Summary: The Trust owned a building in Galena, Illinois which was leased to an architect and artist. When the Trust sold the real estate, it removed and destroyed artwork and other personal items without the artist’s permission. He filed suit in federal court under multiple theories for wrongfully evicting him without proper notice and the destruction of his personal items without compensating him. After Country Mutual denied duties to defend and indemnify, the Trust filed a declaratory judgment action. The trial court found coverage, but denied plaintiff’s motion for sanctions under Illinois’ vexatious refusal statute. The appellate court affirmed finding Country Mutual had a duty to defend the federal lawsuit under the policy’s personal and advertising injury coverage, but vexatious penalties were properly denied.
The federal court complaint alleged violations of the Illinois Forcible Entry and Detainer Act by evicting the tenant and disposing of his personal items and failed to compensate him for their value. The policy’s Personal and Advertising Injury coverage provided coverage for “wrongful eviction,” a term defined in Black’s Law Dictionary. Because “the plain and ordinary meaning of ‘eviction’ is to deprive a tenant of the right to enjoy leased premises,” the policy included coverage for property damage resulting from disposing of the tenant’s property.
The court rejected Country Mutual’s argument that the breach of contract exclusion applied concluding it was too vague to apply to the lease. The court ruled that “generically excluding coverage for a breach of contract would [not] convey to the average, normal, and reasonable person that a wrongful eviction involving a lease agreement would be excluded from coverage.” Additionally, “construing the breach of contract exclusion to apply to wrongful eviction involving leases would compete with an equally reasonable construction that all wrongful evictions, regardless of whether a lease agreement is involved, would be covered.” Given those two reasonable constructions, the court construed the policy against Country Mutual.

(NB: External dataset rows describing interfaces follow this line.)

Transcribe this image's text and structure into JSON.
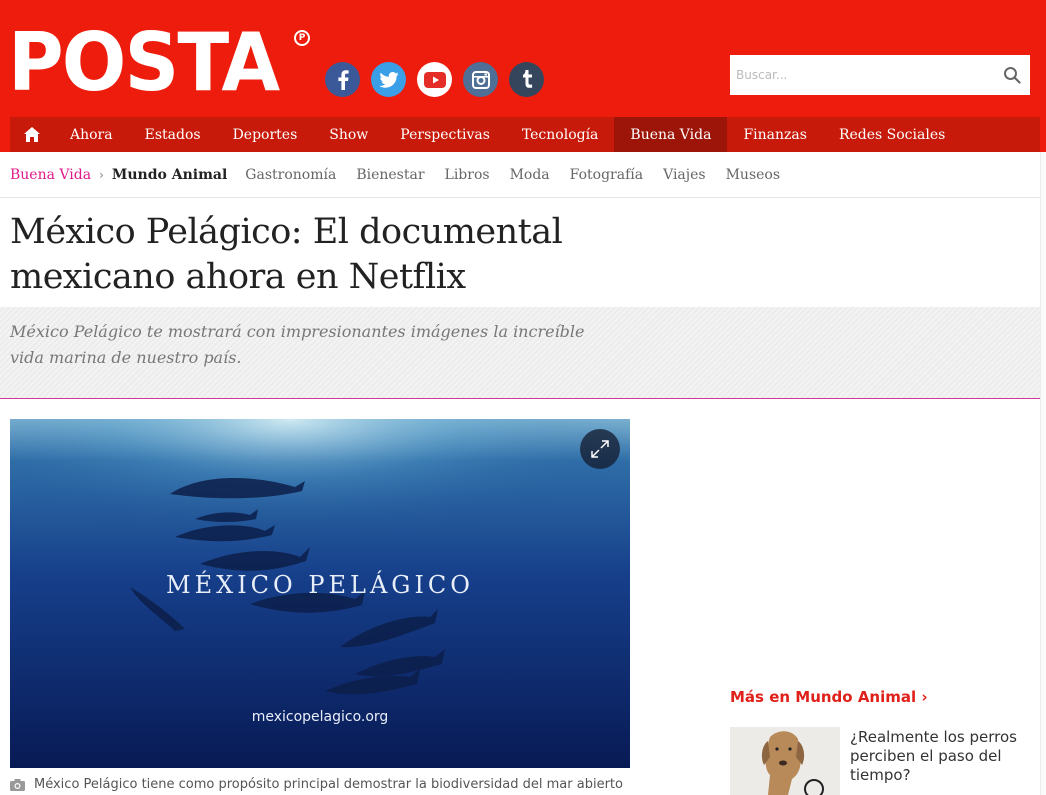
{
  "header": {
    "logo": "POSTA",
    "logo_mark": "P",
    "social": [
      "facebook-icon",
      "twitter-icon",
      "youtube-icon",
      "instagram-icon",
      "tumblr-icon"
    ],
    "search_placeholder": "Buscar..."
  },
  "nav": {
    "items": [
      "Ahora",
      "Estados",
      "Deportes",
      "Show",
      "Perspectivas",
      "Tecnología",
      "Buena Vida",
      "Finanzas",
      "Redes Sociales"
    ],
    "active": "Buena Vida"
  },
  "subnav": {
    "parent": "Buena Vida",
    "current": "Mundo Animal",
    "items": [
      "Gastronomía",
      "Bienestar",
      "Libros",
      "Moda",
      "Fotografía",
      "Viajes",
      "Museos"
    ]
  },
  "article": {
    "title": "México Pelágico: El documental mexicano ahora en Netflix",
    "summary": "México Pelágico te mostrará con impresionantes imágenes la increíble vida marina de nuestro país.",
    "image_title": "MÉXICO PELÁGICO",
    "image_url": "mexicopelagico.org",
    "caption": "México Pelágico tiene como propósito principal demostrar la biodiversidad del mar abierto"
  },
  "sidebar": {
    "more_heading": "Más en Mundo Animal",
    "related_title": "¿Realmente los perros perciben el paso del tiempo?"
  },
  "colors": {
    "brand_red": "#ee1c0c",
    "nav_red": "#c71a0a",
    "nav_active": "#9d1509",
    "pink_accent": "#e0198a"
  }
}
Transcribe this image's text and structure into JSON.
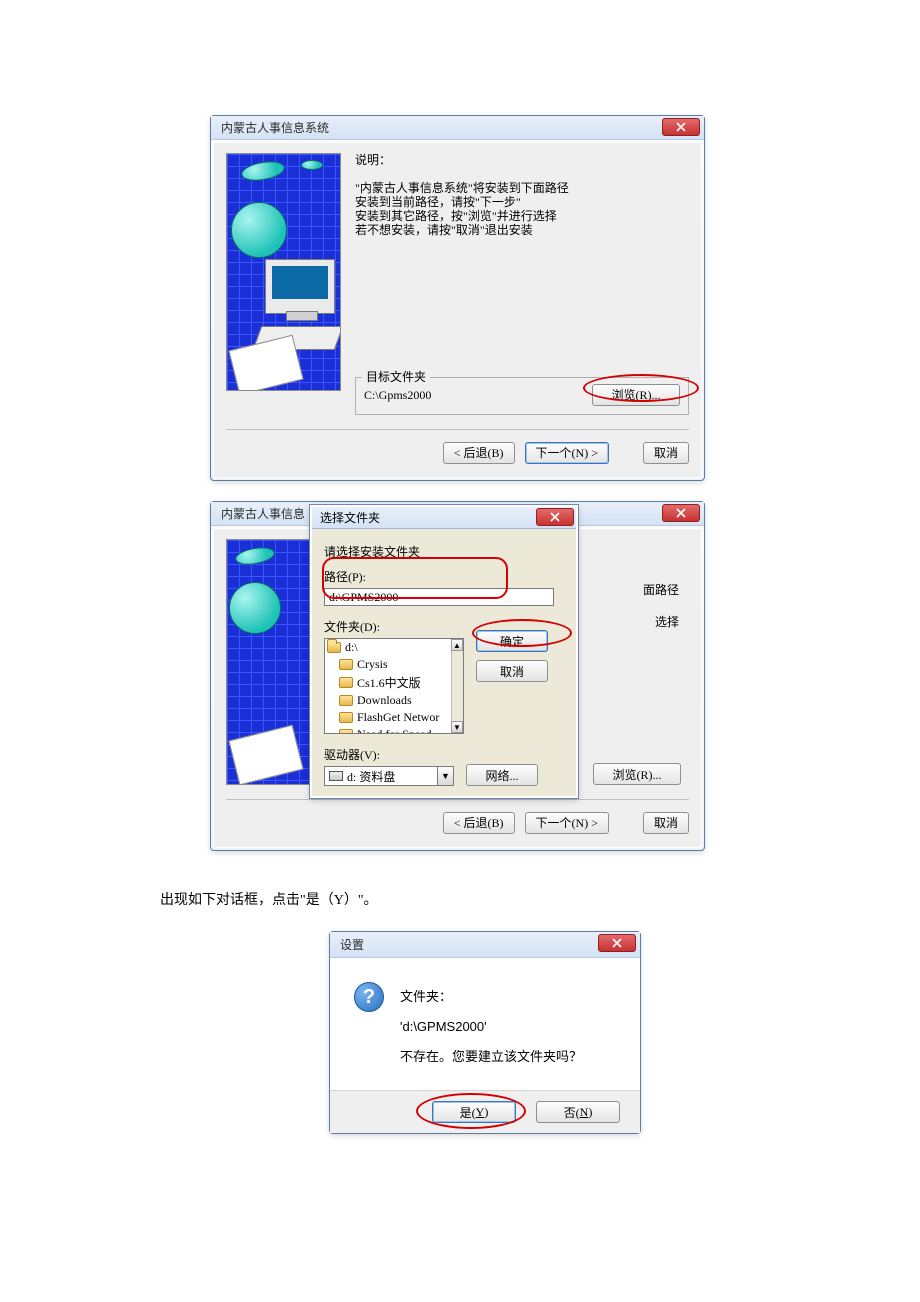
{
  "dialog1": {
    "title": "内蒙古人事信息系统",
    "desc_title": "说明：",
    "lines": [
      "\"内蒙古人事信息系统\"将安装到下面路径",
      "安装到当前路径，请按\"下一步\"",
      "安装到其它路径，按\"浏览\"并进行选择",
      "若不想安装，请按\"取消\"退出安装"
    ],
    "group_label": "目标文件夹",
    "path": "C:\\Gpms2000",
    "browse_btn": "浏览(R)...",
    "back_btn": "< 后退(B)",
    "next_btn": "下一个(N) >",
    "cancel_btn": "取消"
  },
  "dialog2": {
    "back_title": "内蒙古人事信息",
    "back_line1": "面路径",
    "back_line2": "选择",
    "title": "选择文件夹",
    "prompt": "请选择安装文件夹",
    "path_label": "路径(P):",
    "path_value": "d:\\GPMS2000",
    "folders_label": "文件夹(D):",
    "folders": [
      "d:\\",
      "Crysis",
      "Cs1.6中文版",
      "Downloads",
      "FlashGet Networ",
      "Need for Speed"
    ],
    "drive_label": "驱动器(V):",
    "drive_value": "d: 资料盘",
    "ok_btn": "确定",
    "cancel_btn": "取消",
    "network_btn": "网络...",
    "browse_btn": "浏览(R)...",
    "back_btn": "< 后退(B)",
    "next_btn": "下一个(N) >",
    "cancel_bar": "取消"
  },
  "narration": "出现如下对话框，点击\"是（Y）\"。",
  "dialog3": {
    "title": "设置",
    "line1": "文件夹：",
    "line2": "'d:\\GPMS2000'",
    "line3": "不存在。您要建立该文件夹吗？",
    "yes_label": "是(",
    "yes_accel": "Y",
    "yes_end": ")",
    "no_label": "否(",
    "no_accel": "N",
    "no_end": ")"
  }
}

The cross-appeal seeking the imposition of a Section 155 penalty and sanction against County Mutual also failed. Although Section 155 allows awards for attorney’s fees and costs when an insurance company’s refusal to comply with its policy obligations is “unreasonable and vexatious,” an insurance company is not liable for fees and costs for litigating and losing an insurance coverage issue “if a bona fide dispute existed regarding insurance coverage. In those circumstances the delay in settling the claim does not violate Section 155.” An Illinois trial court “must consider the totality of the circumstances, including the insurer’s attitude, whether the insured was forced to sue to recover, and whether the insured was deprived of the use of her or his property.” After reviewing the trial court’s ruling on an abuse of discretion standard of review, the court found no abuse of discretion in denying the Section 155 sanctions request. Although noting it agreed with the Trust’s coverage position, the court noted “Country Mutual reasonably believed that the policy did not cover such harm.” The court distinguished an earlier opinion upon which Country Mutual relied, but also noted that case “clearly provided Country Mutual with a bona fide reason to challenge coverage.”
The Doyle Trust case shows that insurers in Illinois are entitled to contest coverage any time they have a “bona fide reason to challenge coverage.” Furthermore, unless the trial court judge’s ruling granting or denying Section 155 sanctions is an abuse of the court’s discretion, its ruling will be affirmed on appeal.